Problem>
The answer must be a single number: the count of lines below that contain the string "user".
--- Data for this exercise ---
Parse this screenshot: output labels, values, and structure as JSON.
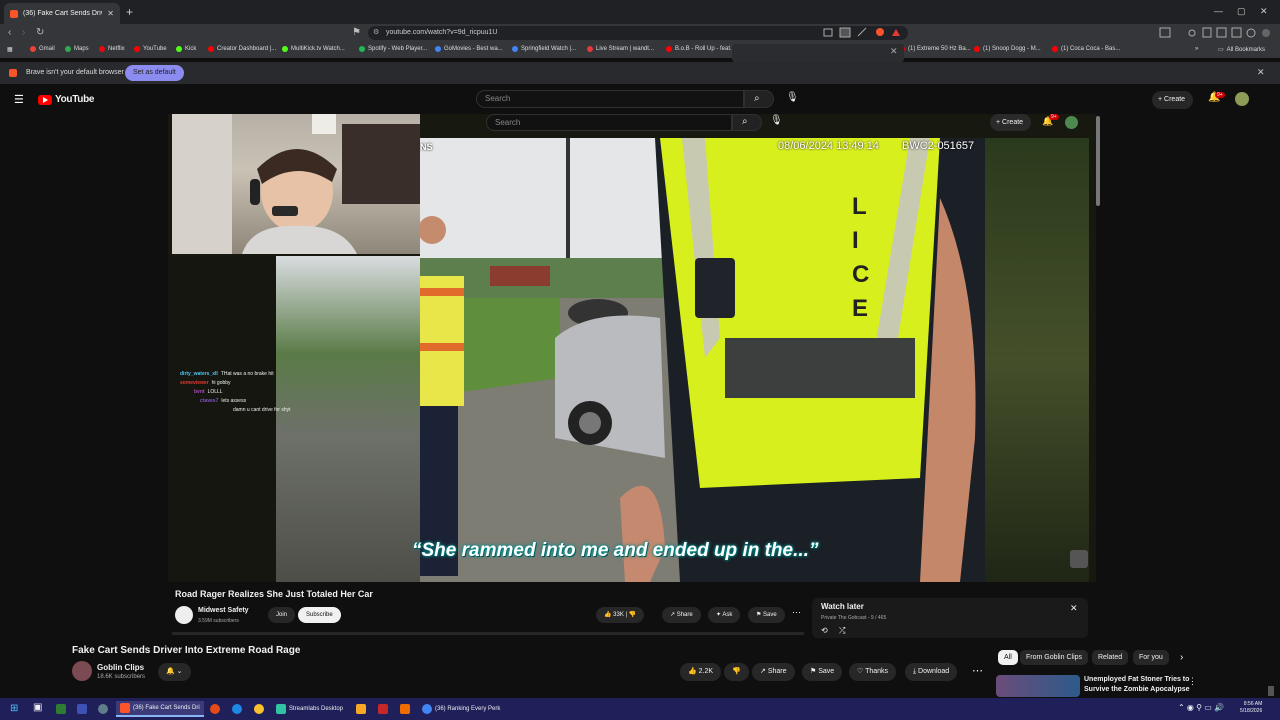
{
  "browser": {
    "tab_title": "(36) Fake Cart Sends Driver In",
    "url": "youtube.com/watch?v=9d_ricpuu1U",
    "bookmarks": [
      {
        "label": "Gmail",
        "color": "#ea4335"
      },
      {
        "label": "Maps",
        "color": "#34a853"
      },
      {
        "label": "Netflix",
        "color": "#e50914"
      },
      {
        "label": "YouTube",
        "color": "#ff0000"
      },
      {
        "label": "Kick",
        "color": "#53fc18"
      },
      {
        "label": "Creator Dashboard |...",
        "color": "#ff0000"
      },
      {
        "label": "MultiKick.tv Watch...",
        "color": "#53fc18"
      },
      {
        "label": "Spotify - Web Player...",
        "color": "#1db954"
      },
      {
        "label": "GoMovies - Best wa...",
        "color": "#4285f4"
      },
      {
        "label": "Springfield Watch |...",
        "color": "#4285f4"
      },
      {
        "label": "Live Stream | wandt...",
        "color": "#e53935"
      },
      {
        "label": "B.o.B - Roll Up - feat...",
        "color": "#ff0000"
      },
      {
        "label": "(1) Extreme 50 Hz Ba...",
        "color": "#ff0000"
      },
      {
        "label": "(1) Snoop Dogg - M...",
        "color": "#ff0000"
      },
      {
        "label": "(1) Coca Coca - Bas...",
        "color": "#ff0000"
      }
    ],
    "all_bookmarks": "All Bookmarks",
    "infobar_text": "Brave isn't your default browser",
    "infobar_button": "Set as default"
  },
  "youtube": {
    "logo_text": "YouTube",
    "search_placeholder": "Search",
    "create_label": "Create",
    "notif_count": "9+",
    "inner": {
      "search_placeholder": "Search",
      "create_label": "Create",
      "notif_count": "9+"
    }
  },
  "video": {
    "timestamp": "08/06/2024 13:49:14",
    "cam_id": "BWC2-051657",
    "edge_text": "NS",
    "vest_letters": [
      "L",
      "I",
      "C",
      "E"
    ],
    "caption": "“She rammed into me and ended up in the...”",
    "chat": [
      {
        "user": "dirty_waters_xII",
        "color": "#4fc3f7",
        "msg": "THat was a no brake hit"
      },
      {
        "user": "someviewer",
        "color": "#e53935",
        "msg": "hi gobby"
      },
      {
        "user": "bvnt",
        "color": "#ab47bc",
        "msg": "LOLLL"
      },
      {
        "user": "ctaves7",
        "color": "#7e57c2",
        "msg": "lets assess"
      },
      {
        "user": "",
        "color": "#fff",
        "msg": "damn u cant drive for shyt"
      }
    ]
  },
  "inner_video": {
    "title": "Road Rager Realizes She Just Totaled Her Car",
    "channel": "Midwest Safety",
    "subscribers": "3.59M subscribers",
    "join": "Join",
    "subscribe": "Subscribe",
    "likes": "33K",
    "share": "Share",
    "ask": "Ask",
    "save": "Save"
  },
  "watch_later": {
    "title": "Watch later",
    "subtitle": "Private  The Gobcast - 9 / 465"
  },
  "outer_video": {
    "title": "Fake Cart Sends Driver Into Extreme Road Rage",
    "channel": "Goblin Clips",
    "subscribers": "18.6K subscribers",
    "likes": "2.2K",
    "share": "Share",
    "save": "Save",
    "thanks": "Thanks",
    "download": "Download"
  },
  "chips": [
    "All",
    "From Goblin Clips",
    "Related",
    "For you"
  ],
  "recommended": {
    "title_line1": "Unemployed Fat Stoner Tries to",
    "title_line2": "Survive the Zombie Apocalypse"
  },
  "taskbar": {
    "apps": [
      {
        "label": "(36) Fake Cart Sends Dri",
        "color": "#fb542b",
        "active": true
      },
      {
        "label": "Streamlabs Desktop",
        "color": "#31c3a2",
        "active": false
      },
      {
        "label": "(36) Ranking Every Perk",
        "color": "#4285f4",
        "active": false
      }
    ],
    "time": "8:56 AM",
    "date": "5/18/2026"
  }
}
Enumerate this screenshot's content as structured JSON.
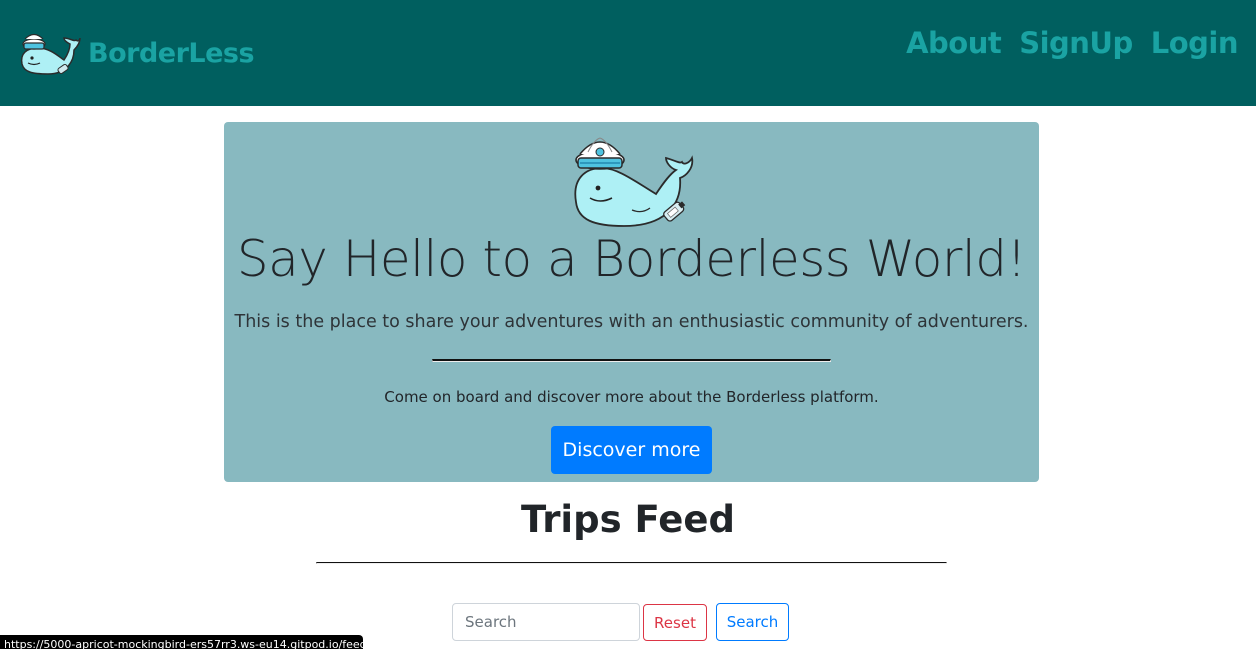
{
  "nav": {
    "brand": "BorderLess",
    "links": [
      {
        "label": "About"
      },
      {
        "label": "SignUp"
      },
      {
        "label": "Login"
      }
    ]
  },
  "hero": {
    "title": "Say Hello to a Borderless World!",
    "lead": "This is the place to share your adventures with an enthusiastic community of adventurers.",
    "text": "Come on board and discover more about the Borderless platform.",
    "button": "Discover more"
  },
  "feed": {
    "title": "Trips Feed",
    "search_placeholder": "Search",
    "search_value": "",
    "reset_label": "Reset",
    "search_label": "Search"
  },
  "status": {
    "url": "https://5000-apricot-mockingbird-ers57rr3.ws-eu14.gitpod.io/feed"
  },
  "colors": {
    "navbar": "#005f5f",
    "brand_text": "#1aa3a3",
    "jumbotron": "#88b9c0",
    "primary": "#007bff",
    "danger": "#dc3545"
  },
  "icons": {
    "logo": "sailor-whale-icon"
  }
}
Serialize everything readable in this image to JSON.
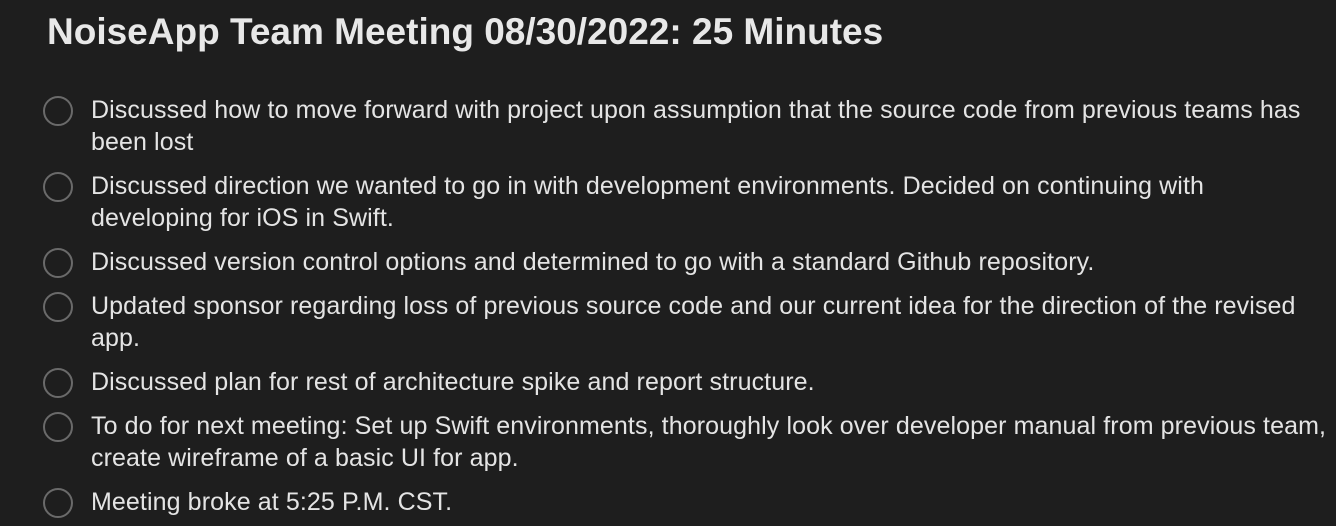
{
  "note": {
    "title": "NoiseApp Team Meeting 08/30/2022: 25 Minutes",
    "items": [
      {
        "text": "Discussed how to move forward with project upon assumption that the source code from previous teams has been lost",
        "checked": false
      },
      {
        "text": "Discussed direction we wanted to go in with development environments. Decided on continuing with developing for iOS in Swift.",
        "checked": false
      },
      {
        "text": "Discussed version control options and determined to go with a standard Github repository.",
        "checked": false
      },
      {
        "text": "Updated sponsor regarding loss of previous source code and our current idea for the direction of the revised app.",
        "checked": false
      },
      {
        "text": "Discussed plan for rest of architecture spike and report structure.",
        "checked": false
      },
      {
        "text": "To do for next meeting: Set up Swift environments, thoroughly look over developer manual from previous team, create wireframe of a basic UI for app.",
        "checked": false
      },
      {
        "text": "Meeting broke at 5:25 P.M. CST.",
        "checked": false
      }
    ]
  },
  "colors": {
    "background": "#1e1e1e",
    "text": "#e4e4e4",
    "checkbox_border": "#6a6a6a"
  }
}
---
Exercise response>
5